Attempts by MPs to substantially amend crucial sections of the Elections and Political Parties Acts have been met with stiff resistance from the Commission for the Implementation of the Constitution which has threatened curt action. CIC chairman Charles Nyachae has now petitioned the National Assembly speaker, Attorney General and justice and constitutional affairs minister that it “would be duty bound to seek court intervention in the event that parliament passes the offensive provisions.” The Commission accused the legislature and executive of employing unlawful means to amend the two laws in order to sabotage the implementation of the constitution and for personal interests.
Nyachae said in the letter that the commission is “greatly alarmed by the National Assembly to use the Statute (Miscellaneous Amendment) Bill to amend the crucial provisions of the Elections and Political Parties Acts.” “Worryingly, some of the proposed amendments are clearly not intended for the purpose of reforming the law , but rather, aimed at the personal interests of currently serving Members of Parliament which is a direct contravention of article 116 of the Constitution,” Nyachae wrote.
MPs are attempting to use the Mi Miscellaneous Amendment Bill to introduce additional remuneration for themselves and other parliamentary officials. In addition, they are seeking to waive educational requirements for serving and previously elected officials and to allow presidential candidates to vie for other elective positions in the same elections.
The Commission argues that introducing additional remuneration and waiving education requirements would be an affront to Article 116 and would be considered conflict of interest. “Allowing candidates to seek several elective offices would conflict with the provisions relating to prudence in the use of public resources, since the consequence of such candidates winning more than one seat would be to subject Kenyans to expensive by-elections for the surrendered seats.”
According to the Commission, such changes should follow the full mandatory legislative process which requires consultation with CIC in its preparation. “In our understanding, a Statute Law (Miscellaneous Amendments) Bill is intended to consolidate various minor amendments from different statutes. These relate to the elimination of anomalies, repeal of any obsolete and unnecessary enactments and for general simplification. It is not the primary means by which substantive amendments to the law should be effected,” said Nyachae.

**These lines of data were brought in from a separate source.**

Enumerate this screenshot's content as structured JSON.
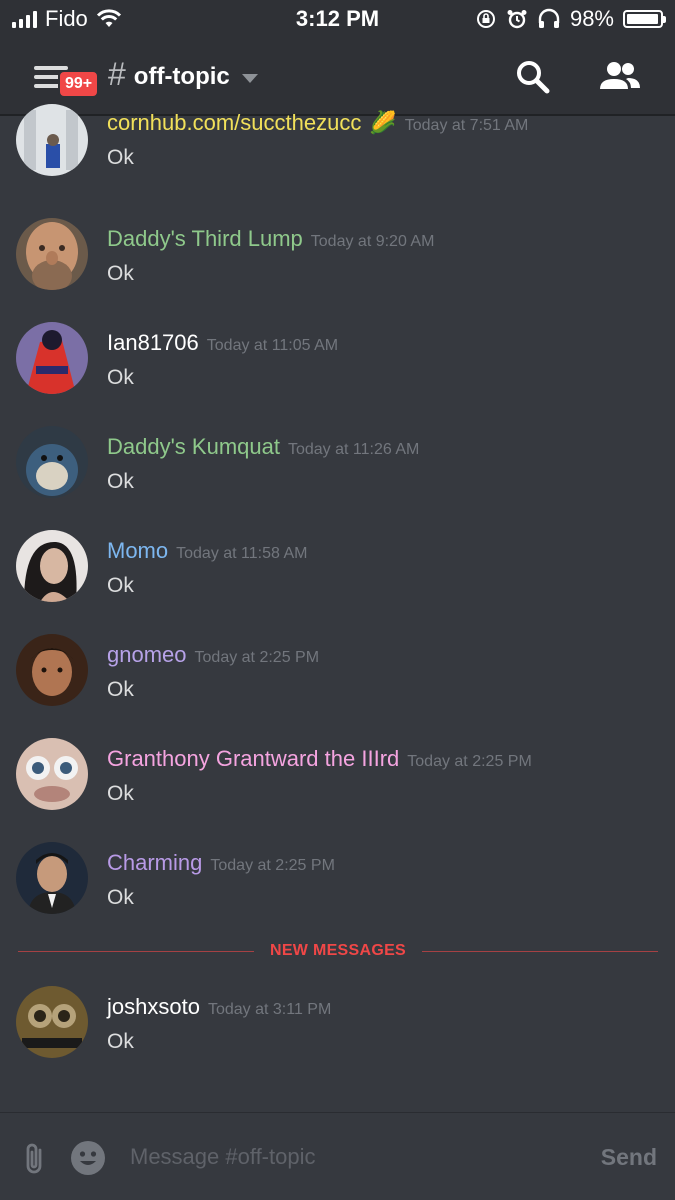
{
  "status_bar": {
    "carrier": "Fido",
    "time": "3:12 PM",
    "battery": "98%",
    "battery_level": 0.98
  },
  "header": {
    "badge": "99+",
    "hash": "#",
    "channel": "off-topic",
    "icons": [
      "menu-icon",
      "search-icon",
      "members-icon"
    ]
  },
  "messages": [
    {
      "username": "cornhub.com/succthezucc",
      "emoji": "🌽",
      "timestamp": "Today at 7:51 AM",
      "text": "Ok",
      "color": "#f1e05a"
    },
    {
      "username": "Daddy's Third Lump",
      "timestamp": "Today at 9:20 AM",
      "text": "Ok",
      "color": "#8fc98b"
    },
    {
      "username": "Ian81706",
      "timestamp": "Today at 11:05 AM",
      "text": "Ok",
      "color": "#ffffff"
    },
    {
      "username": "Daddy's Kumquat",
      "timestamp": "Today at 11:26 AM",
      "text": "Ok",
      "color": "#8fc98b"
    },
    {
      "username": "Momo",
      "timestamp": "Today at 11:58 AM",
      "text": "Ok",
      "color": "#7db7f0"
    },
    {
      "username": "gnomeo",
      "timestamp": "Today at 2:25 PM",
      "text": "Ok",
      "color": "#b7a2e8"
    },
    {
      "username": "Granthony Grantward the IIIrd",
      "timestamp": "Today at 2:25 PM",
      "text": "Ok",
      "color": "#f5a4e0"
    },
    {
      "username": "Charming",
      "timestamp": "Today at 2:25 PM",
      "text": "Ok",
      "color": "#b89ae6"
    },
    {
      "username": "joshxsoto",
      "timestamp": "Today at 3:11 PM",
      "text": "Ok",
      "color": "#ffffff"
    }
  ],
  "divider": {
    "label": "NEW MESSAGES"
  },
  "composer": {
    "placeholder": "Message #off-topic",
    "send_label": "Send"
  }
}
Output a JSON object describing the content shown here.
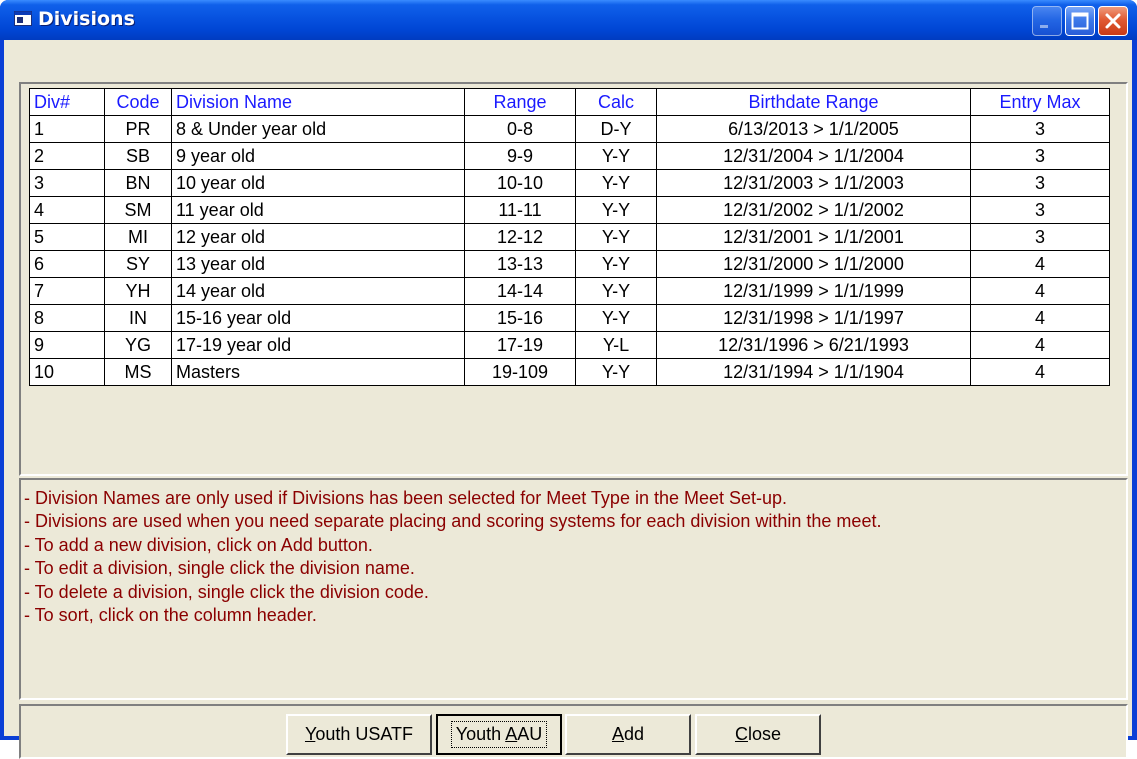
{
  "window": {
    "title": "Divisions"
  },
  "grid": {
    "headers": [
      "Div#",
      "Code",
      "Division Name",
      "Range",
      "Calc",
      "Birthdate Range",
      "Entry Max"
    ],
    "rows": [
      [
        "1",
        "PR",
        "8 & Under year old",
        "0-8",
        "D-Y",
        "6/13/2013 > 1/1/2005",
        "3"
      ],
      [
        "2",
        "SB",
        "9 year old",
        "9-9",
        "Y-Y",
        "12/31/2004 > 1/1/2004",
        "3"
      ],
      [
        "3",
        "BN",
        "10 year old",
        "10-10",
        "Y-Y",
        "12/31/2003 > 1/1/2003",
        "3"
      ],
      [
        "4",
        "SM",
        "11 year old",
        "11-11",
        "Y-Y",
        "12/31/2002 > 1/1/2002",
        "3"
      ],
      [
        "5",
        "MI",
        "12 year old",
        "12-12",
        "Y-Y",
        "12/31/2001 > 1/1/2001",
        "3"
      ],
      [
        "6",
        "SY",
        "13 year old",
        "13-13",
        "Y-Y",
        "12/31/2000 > 1/1/2000",
        "4"
      ],
      [
        "7",
        "YH",
        "14 year old",
        "14-14",
        "Y-Y",
        "12/31/1999 > 1/1/1999",
        "4"
      ],
      [
        "8",
        "IN",
        "15-16 year old",
        "15-16",
        "Y-Y",
        "12/31/1998 > 1/1/1997",
        "4"
      ],
      [
        "9",
        "YG",
        "17-19 year old",
        "17-19",
        "Y-L",
        "12/31/1996 > 6/21/1993",
        "4"
      ],
      [
        "10",
        "MS",
        "Masters",
        "19-109",
        "Y-Y",
        "12/31/1994 > 1/1/1904",
        "4"
      ]
    ]
  },
  "notes": [
    "- Division Names are only used if Divisions has been selected for Meet Type in the Meet Set-up.",
    "- Divisions are used when you need separate placing and scoring systems for each division within the meet.",
    "- To add a new division, click on Add button.",
    "- To edit a division, single click the division name.",
    "- To delete a division, single click the division code.",
    "- To sort, click on the column header."
  ],
  "buttons": {
    "youth_usatf": {
      "mnemonic": "Y",
      "rest": "outh USATF"
    },
    "youth_aau": {
      "before": "Youth ",
      "mnemonic": "A",
      "rest": "AU"
    },
    "add": {
      "mnemonic": "A",
      "rest": "dd"
    },
    "close": {
      "mnemonic": "C",
      "rest": "lose"
    }
  },
  "colors": {
    "header_text": "#1a1aff",
    "note_text": "#8b0000",
    "face": "#ece9d8",
    "titlebar": "#0752df"
  },
  "icons": {
    "app": "window-app-icon",
    "minimize": "minimize-icon",
    "maximize": "maximize-icon",
    "close": "close-icon"
  }
}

Nyachae told Parliament that they could now be staring at court intervention if they go ahead with changes. He has also appealed to the national assembly speaker Kenneth Marende to reject proposals to use the Miscellaneous Amendment Bill to bring substantial amendment to existing law.